[Task statement]
Which lines of the data below hold "image"? Copy each of them.

[Information shown]
# # # # # # #
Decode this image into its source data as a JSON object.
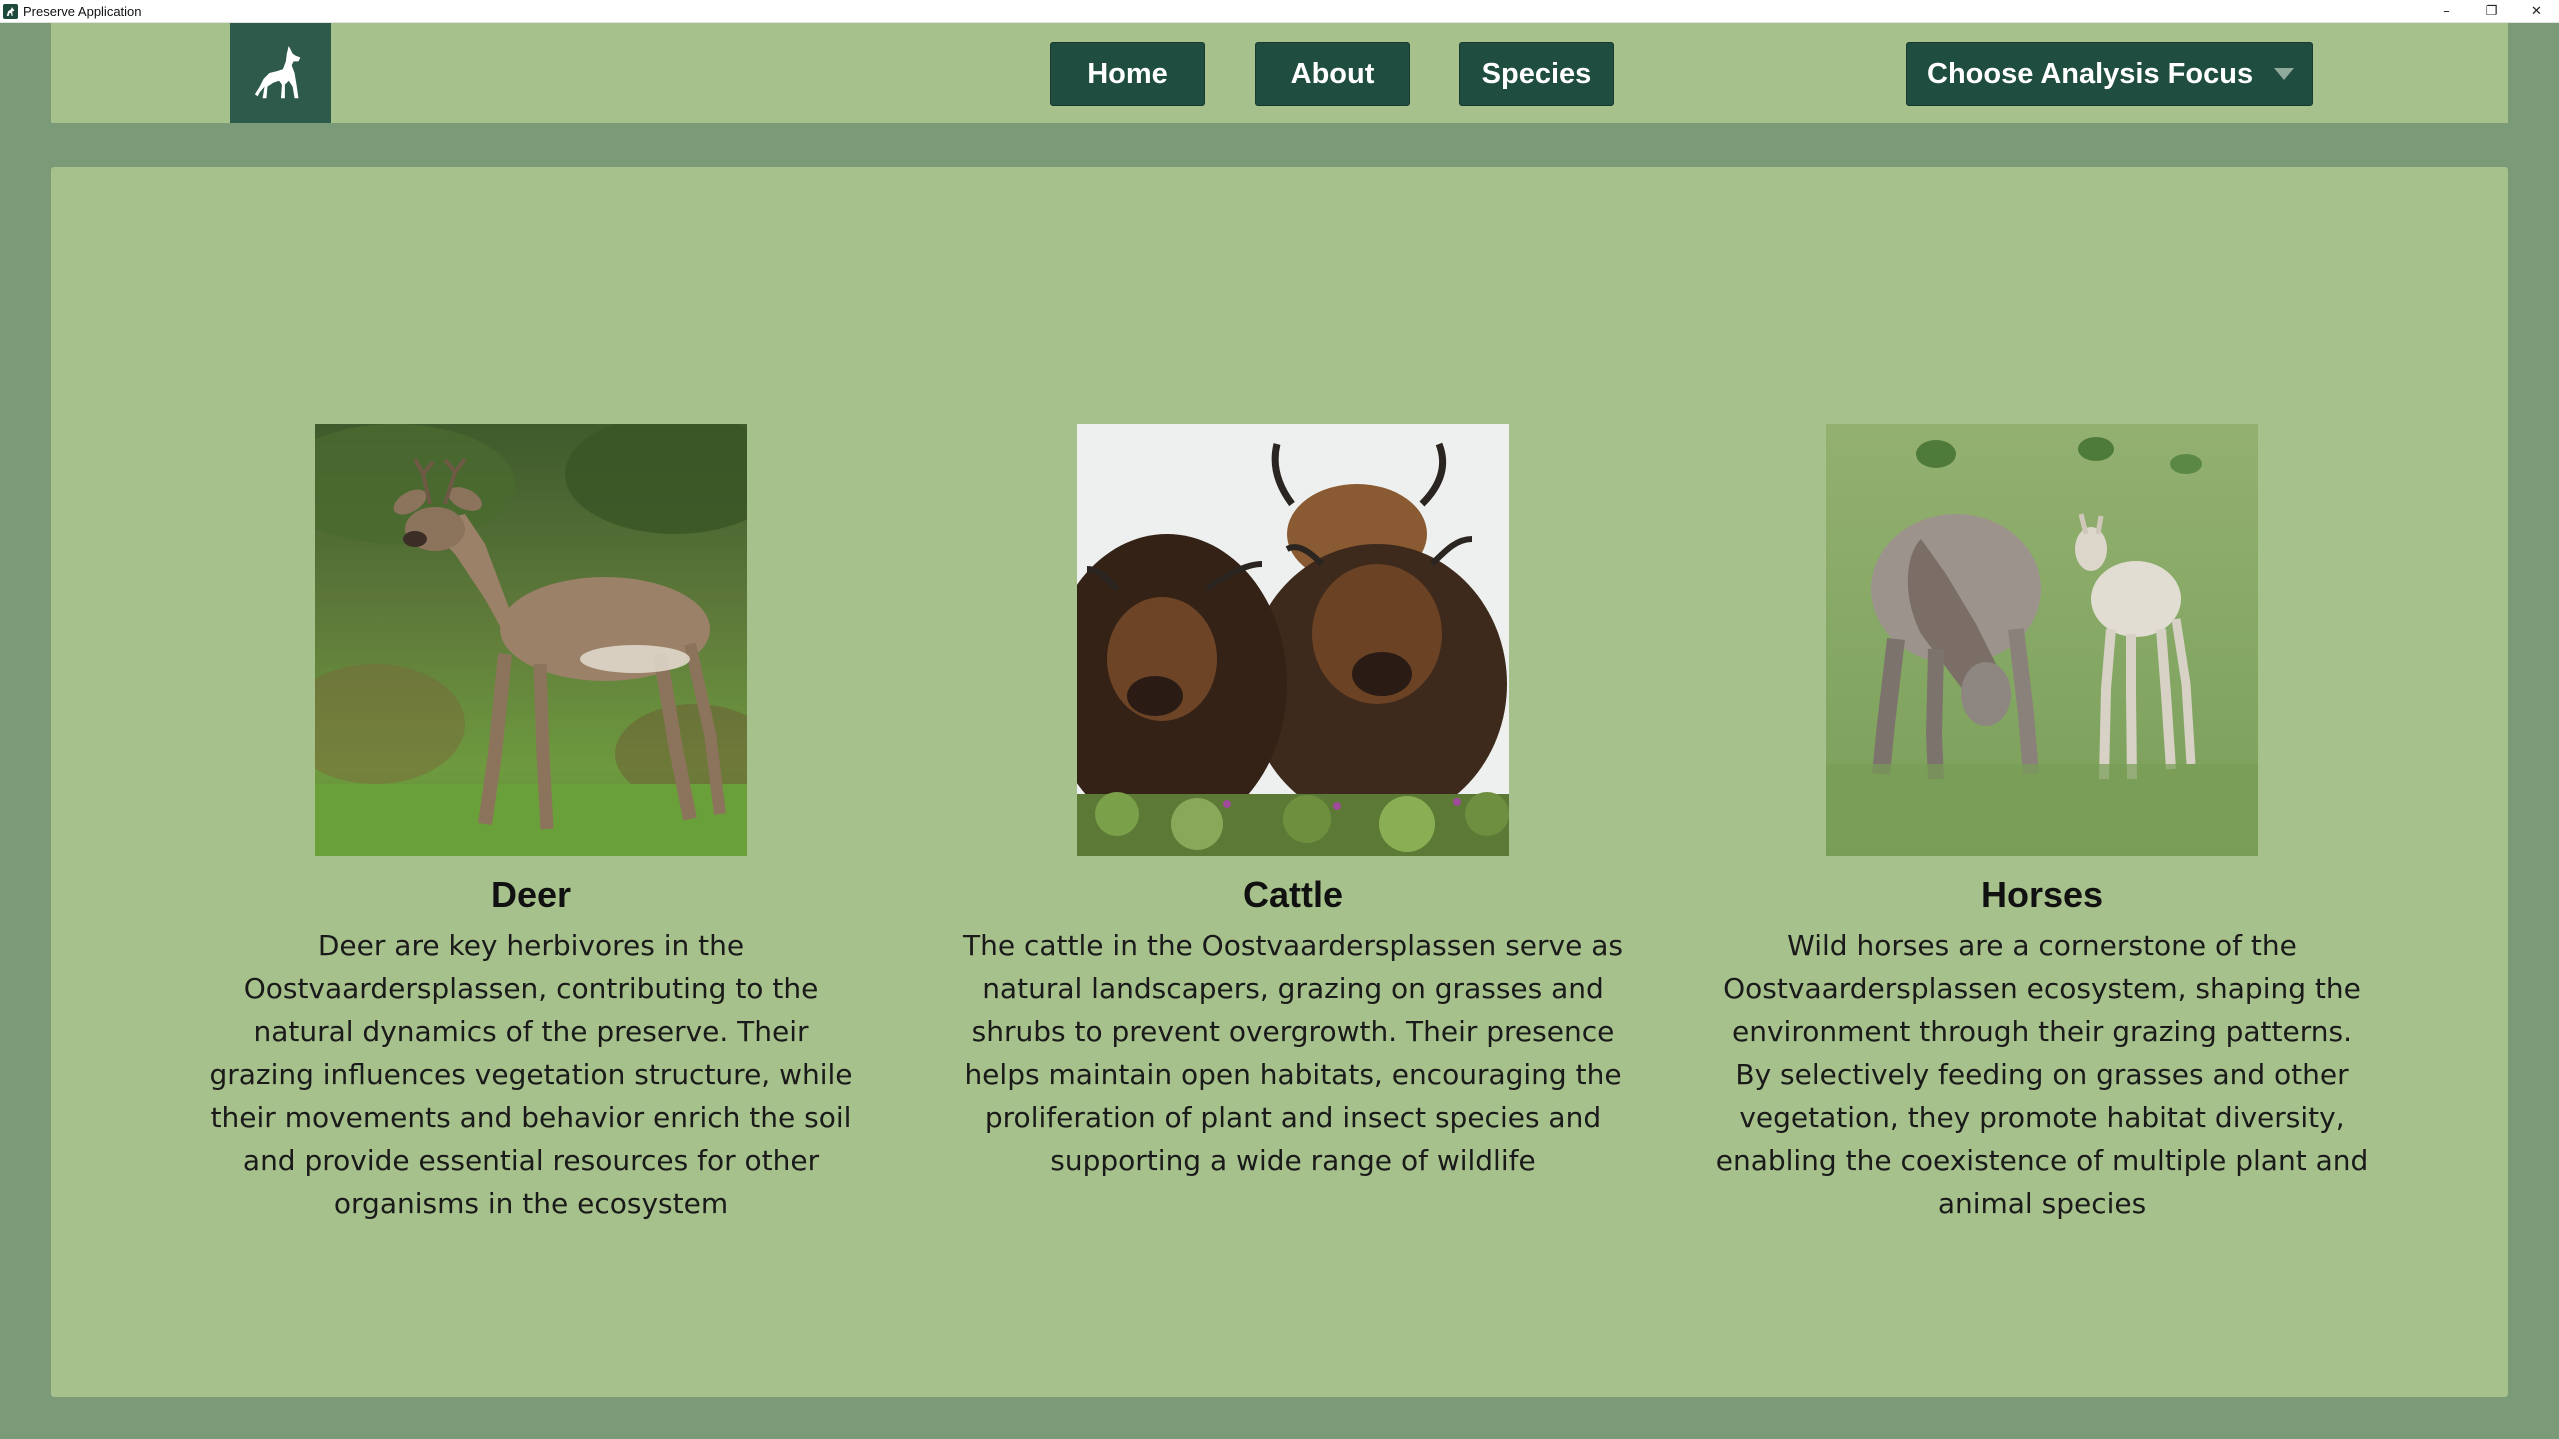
{
  "window": {
    "title": "Preserve Application",
    "controls": {
      "minimize": "–",
      "restore": "❐",
      "close": "✕"
    }
  },
  "nav": {
    "logo": "wolf-logo",
    "home_label": "Home",
    "about_label": "About",
    "species_label": "Species",
    "focus_select_label": "Choose Analysis Focus"
  },
  "colors": {
    "app_background": "#7a9a78",
    "panel": "#a6c18b",
    "button": "#1f4d3f",
    "logo_box": "#2d5a4a"
  },
  "species": [
    {
      "name": "Deer",
      "image": "deer-photo",
      "description": "Deer are key herbivores in the Oostvaardersplassen, contributing to the natural dynamics of the preserve. Their grazing influences vegetation structure, while their movements and behavior enrich the soil and provide essential resources for other organisms in the ecosystem"
    },
    {
      "name": "Cattle",
      "image": "cattle-photo",
      "description": "The cattle in the Oostvaardersplassen serve as natural landscapers, grazing on grasses and shrubs to prevent overgrowth. Their presence helps maintain open habitats, encouraging the proliferation of plant and insect species and supporting a wide range of wildlife"
    },
    {
      "name": "Horses",
      "image": "horses-photo",
      "description": "Wild horses are a cornerstone of the Oostvaardersplassen ecosystem, shaping the environment through their grazing patterns. By selectively feeding on grasses and other vegetation, they promote habitat diversity, enabling the coexistence of multiple plant and animal species"
    }
  ]
}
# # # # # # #
[Solution to this exercise]
Decode this image into its source data as a JSON object.
      "image": "deer-photo",
      "image": "cattle-photo",
      "image": "horses-photo",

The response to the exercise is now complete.